INSTRUCTIONS TO FOLLOW —
The records that follow are to be printed exactly, with no images.

[[ DATA FOR THIS EXERCISE open ]]

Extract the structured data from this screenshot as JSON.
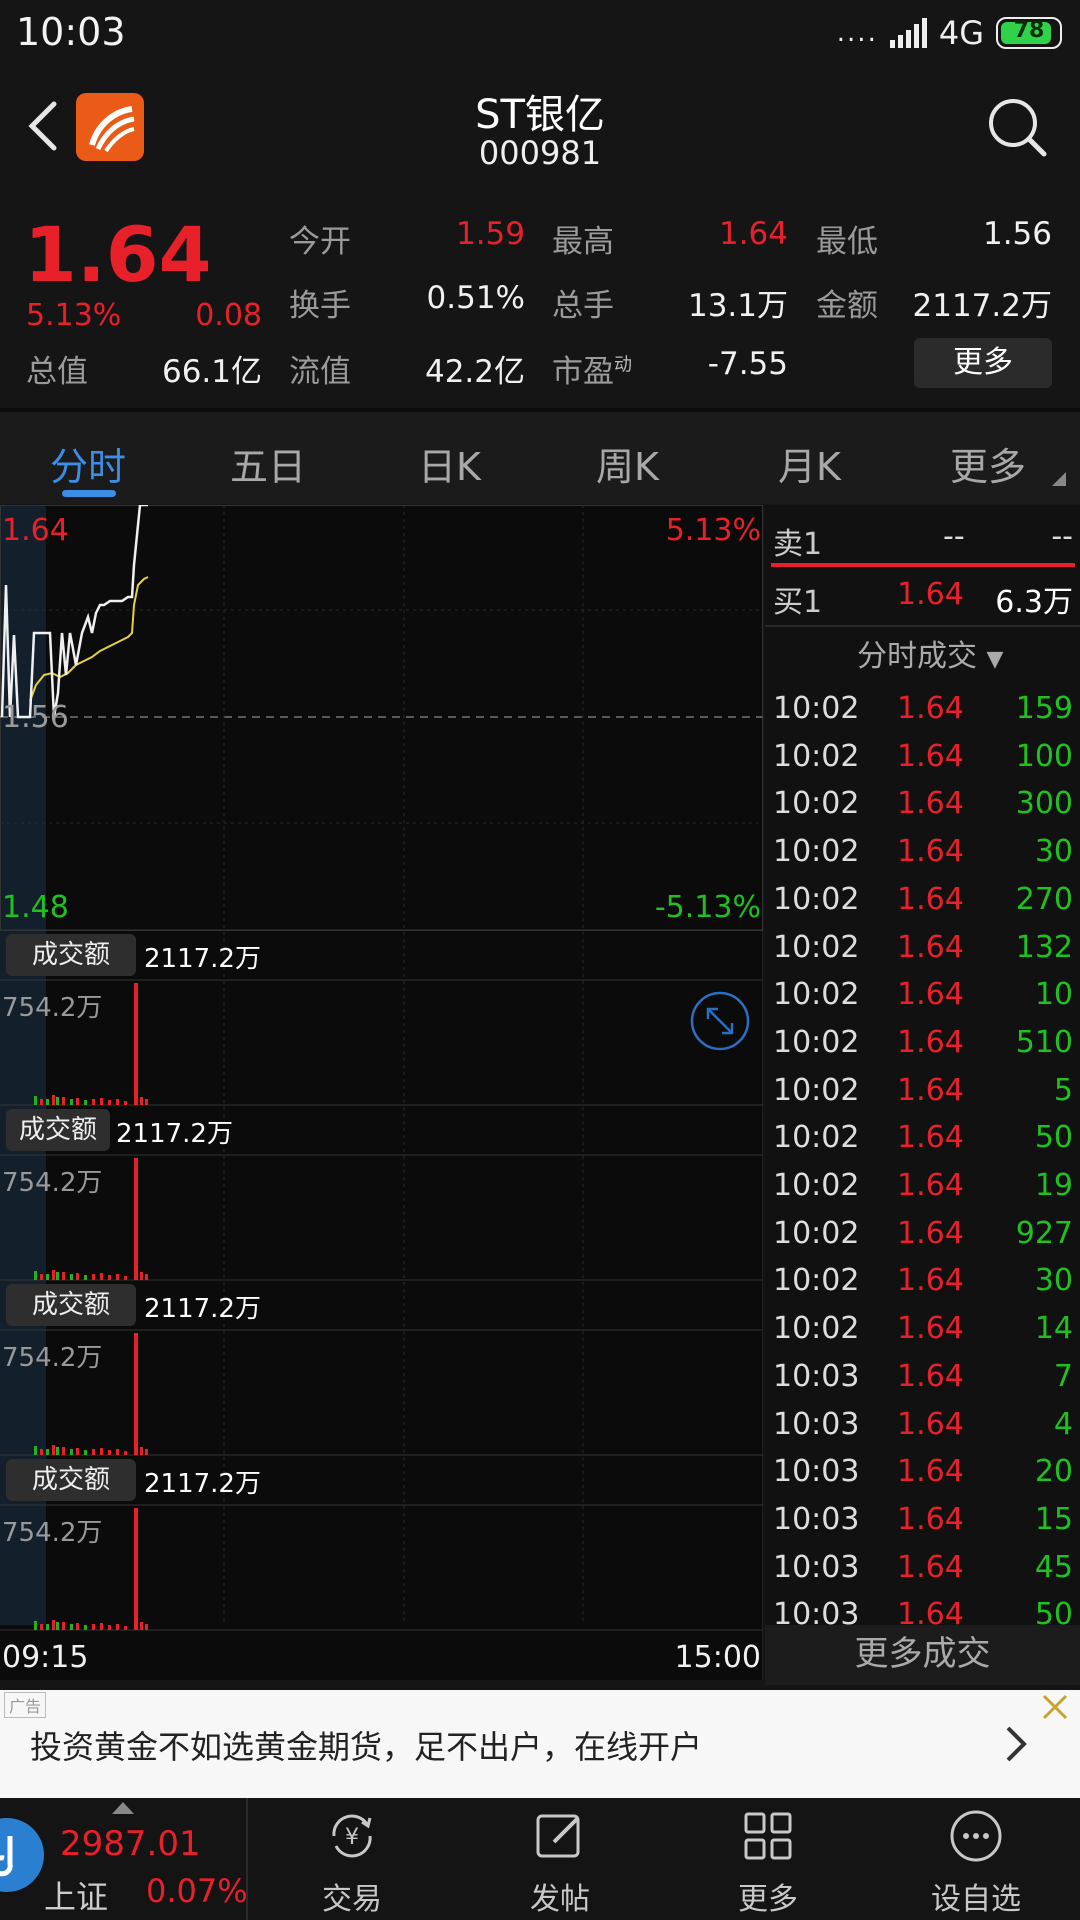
{
  "status_bar": {
    "time": "10:03",
    "signal": "....",
    "network": "4G",
    "battery": "78"
  },
  "header": {
    "title": "ST银亿",
    "code": "000981"
  },
  "quote": {
    "price": "1.64",
    "change_pct": "5.13%",
    "change": "0.08",
    "fields": [
      {
        "label": "今开",
        "value": "1.59",
        "color": "red"
      },
      {
        "label": "最高",
        "value": "1.64",
        "color": "red"
      },
      {
        "label": "最低",
        "value": "1.56",
        "color": "white"
      },
      {
        "label": "换手",
        "value": "0.51%",
        "color": "white"
      },
      {
        "label": "总手",
        "value": "13.1万",
        "color": "white"
      },
      {
        "label": "金额",
        "value": "2117.2万",
        "color": "white"
      },
      {
        "label": "总值",
        "value": "66.1亿",
        "color": "white"
      },
      {
        "label": "流值",
        "value": "42.2亿",
        "color": "white"
      },
      {
        "label": "市盈",
        "value": "-7.55",
        "color": "white"
      }
    ],
    "pe_superscript": "动",
    "more_button": "更多"
  },
  "tabs": [
    "分时",
    "五日",
    "日K",
    "周K",
    "月K",
    "更多"
  ],
  "active_tab": "分时",
  "chart": {
    "price_high": "1.64",
    "pct_high": "5.13%",
    "price_mid": "1.56",
    "price_low": "1.48",
    "pct_low": "-5.13%",
    "time_start": "09:15",
    "time_end": "15:00",
    "volume_panels": [
      {
        "label": "成交额",
        "value": "2117.2万",
        "max": "754.2万"
      },
      {
        "label": "成交额",
        "value": "2117.2万",
        "max": "754.2万"
      },
      {
        "label": "成交额",
        "value": "2117.2万",
        "max": "754.2万"
      },
      {
        "label": "成交额",
        "value": "2117.2万",
        "max": "754.2万"
      }
    ]
  },
  "orderbook": {
    "sell1": {
      "label": "卖1",
      "price": "--",
      "volume": "--"
    },
    "buy1": {
      "label": "买1",
      "price": "1.64",
      "volume": "6.3万"
    }
  },
  "trades_header": "分时成交",
  "trades": [
    {
      "time": "10:02",
      "price": "1.64",
      "volume": "159"
    },
    {
      "time": "10:02",
      "price": "1.64",
      "volume": "100"
    },
    {
      "time": "10:02",
      "price": "1.64",
      "volume": "300"
    },
    {
      "time": "10:02",
      "price": "1.64",
      "volume": "30"
    },
    {
      "time": "10:02",
      "price": "1.64",
      "volume": "270"
    },
    {
      "time": "10:02",
      "price": "1.64",
      "volume": "132"
    },
    {
      "time": "10:02",
      "price": "1.64",
      "volume": "10"
    },
    {
      "time": "10:02",
      "price": "1.64",
      "volume": "510"
    },
    {
      "time": "10:02",
      "price": "1.64",
      "volume": "5"
    },
    {
      "time": "10:02",
      "price": "1.64",
      "volume": "50"
    },
    {
      "time": "10:02",
      "price": "1.64",
      "volume": "19"
    },
    {
      "time": "10:02",
      "price": "1.64",
      "volume": "927"
    },
    {
      "time": "10:02",
      "price": "1.64",
      "volume": "30"
    },
    {
      "time": "10:02",
      "price": "1.64",
      "volume": "14"
    },
    {
      "time": "10:03",
      "price": "1.64",
      "volume": "7"
    },
    {
      "time": "10:03",
      "price": "1.64",
      "volume": "4"
    },
    {
      "time": "10:03",
      "price": "1.64",
      "volume": "20"
    },
    {
      "time": "10:03",
      "price": "1.64",
      "volume": "15"
    },
    {
      "time": "10:03",
      "price": "1.64",
      "volume": "45"
    },
    {
      "time": "10:03",
      "price": "1.64",
      "volume": "50"
    }
  ],
  "more_trades": "更多成交",
  "ad": {
    "tag": "广告",
    "text": "投资黄金不如选黄金期货，足不出户，在线开户"
  },
  "bottom_nav": {
    "index_value": "2987.01",
    "index_name": "上证",
    "index_pct": "0.07%",
    "items": [
      "交易",
      "发帖",
      "更多",
      "设自选"
    ]
  }
}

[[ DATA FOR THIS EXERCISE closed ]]

WRITTEN REPLY —
Extract the structured data from this screenshot as JSON.
{
  "status_bar": {
    "time": "10:03",
    "signal": "....",
    "network": "4G",
    "battery": "78"
  },
  "header": {
    "title": "ST银亿",
    "code": "000981"
  },
  "quote": {
    "price": "1.64",
    "change_pct": "5.13%",
    "change": "0.08",
    "fields": [
      {
        "label": "今开",
        "value": "1.59",
        "color": "red"
      },
      {
        "label": "最高",
        "value": "1.64",
        "color": "red"
      },
      {
        "label": "最低",
        "value": "1.56",
        "color": "white"
      },
      {
        "label": "换手",
        "value": "0.51%",
        "color": "white"
      },
      {
        "label": "总手",
        "value": "13.1万",
        "color": "white"
      },
      {
        "label": "金额",
        "value": "2117.2万",
        "color": "white"
      },
      {
        "label": "总值",
        "value": "66.1亿",
        "color": "white"
      },
      {
        "label": "流值",
        "value": "42.2亿",
        "color": "white"
      },
      {
        "label": "市盈",
        "value": "-7.55",
        "color": "white"
      }
    ],
    "pe_superscript": "动",
    "more_button": "更多"
  },
  "tabs": [
    "分时",
    "五日",
    "日K",
    "周K",
    "月K",
    "更多"
  ],
  "active_tab": "分时",
  "chart": {
    "price_high": "1.64",
    "pct_high": "5.13%",
    "price_mid": "1.56",
    "price_low": "1.48",
    "pct_low": "-5.13%",
    "time_start": "09:15",
    "time_end": "15:00",
    "volume_panels": [
      {
        "label": "成交额",
        "value": "2117.2万",
        "max": "754.2万"
      },
      {
        "label": "成交额",
        "value": "2117.2万",
        "max": "754.2万"
      },
      {
        "label": "成交额",
        "value": "2117.2万",
        "max": "754.2万"
      },
      {
        "label": "成交额",
        "value": "2117.2万",
        "max": "754.2万"
      }
    ]
  },
  "orderbook": {
    "sell1": {
      "label": "卖1",
      "price": "--",
      "volume": "--"
    },
    "buy1": {
      "label": "买1",
      "price": "1.64",
      "volume": "6.3万"
    }
  },
  "trades_header": "分时成交",
  "trades": [
    {
      "time": "10:02",
      "price": "1.64",
      "volume": "159"
    },
    {
      "time": "10:02",
      "price": "1.64",
      "volume": "100"
    },
    {
      "time": "10:02",
      "price": "1.64",
      "volume": "300"
    },
    {
      "time": "10:02",
      "price": "1.64",
      "volume": "30"
    },
    {
      "time": "10:02",
      "price": "1.64",
      "volume": "270"
    },
    {
      "time": "10:02",
      "price": "1.64",
      "volume": "132"
    },
    {
      "time": "10:02",
      "price": "1.64",
      "volume": "10"
    },
    {
      "time": "10:02",
      "price": "1.64",
      "volume": "510"
    },
    {
      "time": "10:02",
      "price": "1.64",
      "volume": "5"
    },
    {
      "time": "10:02",
      "price": "1.64",
      "volume": "50"
    },
    {
      "time": "10:02",
      "price": "1.64",
      "volume": "19"
    },
    {
      "time": "10:02",
      "price": "1.64",
      "volume": "927"
    },
    {
      "time": "10:02",
      "price": "1.64",
      "volume": "30"
    },
    {
      "time": "10:02",
      "price": "1.64",
      "volume": "14"
    },
    {
      "time": "10:03",
      "price": "1.64",
      "volume": "7"
    },
    {
      "time": "10:03",
      "price": "1.64",
      "volume": "4"
    },
    {
      "time": "10:03",
      "price": "1.64",
      "volume": "20"
    },
    {
      "time": "10:03",
      "price": "1.64",
      "volume": "15"
    },
    {
      "time": "10:03",
      "price": "1.64",
      "volume": "45"
    },
    {
      "time": "10:03",
      "price": "1.64",
      "volume": "50"
    }
  ],
  "more_trades": "更多成交",
  "ad": {
    "tag": "广告",
    "text": "投资黄金不如选黄金期货，足不出户，在线开户"
  },
  "bottom_nav": {
    "index_value": "2987.01",
    "index_name": "上证",
    "index_pct": "0.07%",
    "items": [
      "交易",
      "发帖",
      "更多",
      "设自选"
    ]
  }
}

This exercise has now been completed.